**Exercise goal:**
From the data that follows, report the number of lines including "paid", and only that number.

**Materials provided:**
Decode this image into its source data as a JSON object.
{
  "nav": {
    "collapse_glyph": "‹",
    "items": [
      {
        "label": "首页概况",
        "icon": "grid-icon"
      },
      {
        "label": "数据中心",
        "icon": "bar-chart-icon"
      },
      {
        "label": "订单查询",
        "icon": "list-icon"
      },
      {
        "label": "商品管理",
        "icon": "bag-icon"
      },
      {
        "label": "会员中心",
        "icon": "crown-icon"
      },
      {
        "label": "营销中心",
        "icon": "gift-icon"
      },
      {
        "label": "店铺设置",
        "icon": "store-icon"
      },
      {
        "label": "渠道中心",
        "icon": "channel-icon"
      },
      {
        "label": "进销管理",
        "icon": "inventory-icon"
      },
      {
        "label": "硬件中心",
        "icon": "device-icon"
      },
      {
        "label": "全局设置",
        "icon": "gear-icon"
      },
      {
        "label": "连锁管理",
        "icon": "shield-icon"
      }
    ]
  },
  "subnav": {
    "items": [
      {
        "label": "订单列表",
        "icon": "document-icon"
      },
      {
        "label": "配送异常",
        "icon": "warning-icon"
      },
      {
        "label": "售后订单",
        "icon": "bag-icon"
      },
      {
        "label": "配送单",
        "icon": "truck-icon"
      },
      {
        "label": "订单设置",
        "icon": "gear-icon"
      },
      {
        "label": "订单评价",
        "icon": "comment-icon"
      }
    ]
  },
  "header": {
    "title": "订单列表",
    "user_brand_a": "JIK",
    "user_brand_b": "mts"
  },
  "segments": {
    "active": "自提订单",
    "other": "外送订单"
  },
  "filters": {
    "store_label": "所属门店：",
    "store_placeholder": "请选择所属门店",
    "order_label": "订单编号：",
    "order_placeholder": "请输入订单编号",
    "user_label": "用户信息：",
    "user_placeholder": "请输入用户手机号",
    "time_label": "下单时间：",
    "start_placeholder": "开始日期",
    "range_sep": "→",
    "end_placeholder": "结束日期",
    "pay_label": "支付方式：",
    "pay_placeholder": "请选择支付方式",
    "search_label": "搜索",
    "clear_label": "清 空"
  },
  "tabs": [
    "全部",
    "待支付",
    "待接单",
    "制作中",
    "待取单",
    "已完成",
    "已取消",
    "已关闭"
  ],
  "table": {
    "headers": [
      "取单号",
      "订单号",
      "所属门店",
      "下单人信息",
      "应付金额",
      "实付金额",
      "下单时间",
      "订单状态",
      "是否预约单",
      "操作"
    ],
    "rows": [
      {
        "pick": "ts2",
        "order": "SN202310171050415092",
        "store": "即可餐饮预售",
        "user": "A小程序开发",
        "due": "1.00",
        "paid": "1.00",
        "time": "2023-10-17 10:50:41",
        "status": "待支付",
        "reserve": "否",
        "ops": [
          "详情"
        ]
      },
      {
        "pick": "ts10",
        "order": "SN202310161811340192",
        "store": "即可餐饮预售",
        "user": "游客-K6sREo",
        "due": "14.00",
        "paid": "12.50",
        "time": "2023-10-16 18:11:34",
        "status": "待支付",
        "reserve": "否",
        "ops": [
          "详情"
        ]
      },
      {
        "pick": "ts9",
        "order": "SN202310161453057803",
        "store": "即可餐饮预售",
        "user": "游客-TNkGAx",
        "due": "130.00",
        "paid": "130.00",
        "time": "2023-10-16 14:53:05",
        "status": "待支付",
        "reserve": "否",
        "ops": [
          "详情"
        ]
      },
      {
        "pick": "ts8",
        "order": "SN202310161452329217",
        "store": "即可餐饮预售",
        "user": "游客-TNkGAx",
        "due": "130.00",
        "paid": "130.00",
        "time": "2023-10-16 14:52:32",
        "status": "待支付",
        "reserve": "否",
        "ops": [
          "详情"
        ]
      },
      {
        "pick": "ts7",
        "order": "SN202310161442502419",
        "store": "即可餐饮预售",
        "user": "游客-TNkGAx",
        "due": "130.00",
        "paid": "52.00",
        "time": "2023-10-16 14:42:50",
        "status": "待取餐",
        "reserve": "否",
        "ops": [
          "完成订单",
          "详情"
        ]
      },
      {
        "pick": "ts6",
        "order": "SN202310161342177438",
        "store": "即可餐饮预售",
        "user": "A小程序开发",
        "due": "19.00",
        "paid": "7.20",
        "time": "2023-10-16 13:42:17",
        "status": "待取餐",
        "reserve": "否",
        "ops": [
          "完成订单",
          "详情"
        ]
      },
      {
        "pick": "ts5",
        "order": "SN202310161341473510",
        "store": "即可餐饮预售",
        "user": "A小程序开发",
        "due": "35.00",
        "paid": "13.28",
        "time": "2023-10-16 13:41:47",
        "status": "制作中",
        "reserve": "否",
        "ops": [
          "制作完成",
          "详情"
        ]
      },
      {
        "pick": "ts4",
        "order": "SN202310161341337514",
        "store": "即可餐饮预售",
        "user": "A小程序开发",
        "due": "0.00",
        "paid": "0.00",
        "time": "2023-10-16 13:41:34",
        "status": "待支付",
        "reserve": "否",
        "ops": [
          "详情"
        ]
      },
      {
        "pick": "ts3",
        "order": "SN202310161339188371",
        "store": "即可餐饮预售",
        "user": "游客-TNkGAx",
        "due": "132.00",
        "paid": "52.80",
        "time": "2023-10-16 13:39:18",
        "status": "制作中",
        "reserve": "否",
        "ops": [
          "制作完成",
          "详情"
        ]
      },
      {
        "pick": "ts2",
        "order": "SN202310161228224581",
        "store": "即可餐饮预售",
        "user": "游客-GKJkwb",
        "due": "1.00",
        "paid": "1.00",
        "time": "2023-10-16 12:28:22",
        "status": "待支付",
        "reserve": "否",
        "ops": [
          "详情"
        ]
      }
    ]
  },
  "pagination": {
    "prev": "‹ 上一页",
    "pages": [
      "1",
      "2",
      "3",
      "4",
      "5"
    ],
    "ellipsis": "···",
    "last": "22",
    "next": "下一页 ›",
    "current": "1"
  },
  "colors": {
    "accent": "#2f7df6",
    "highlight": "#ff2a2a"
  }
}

**Answer to this exercise:**
10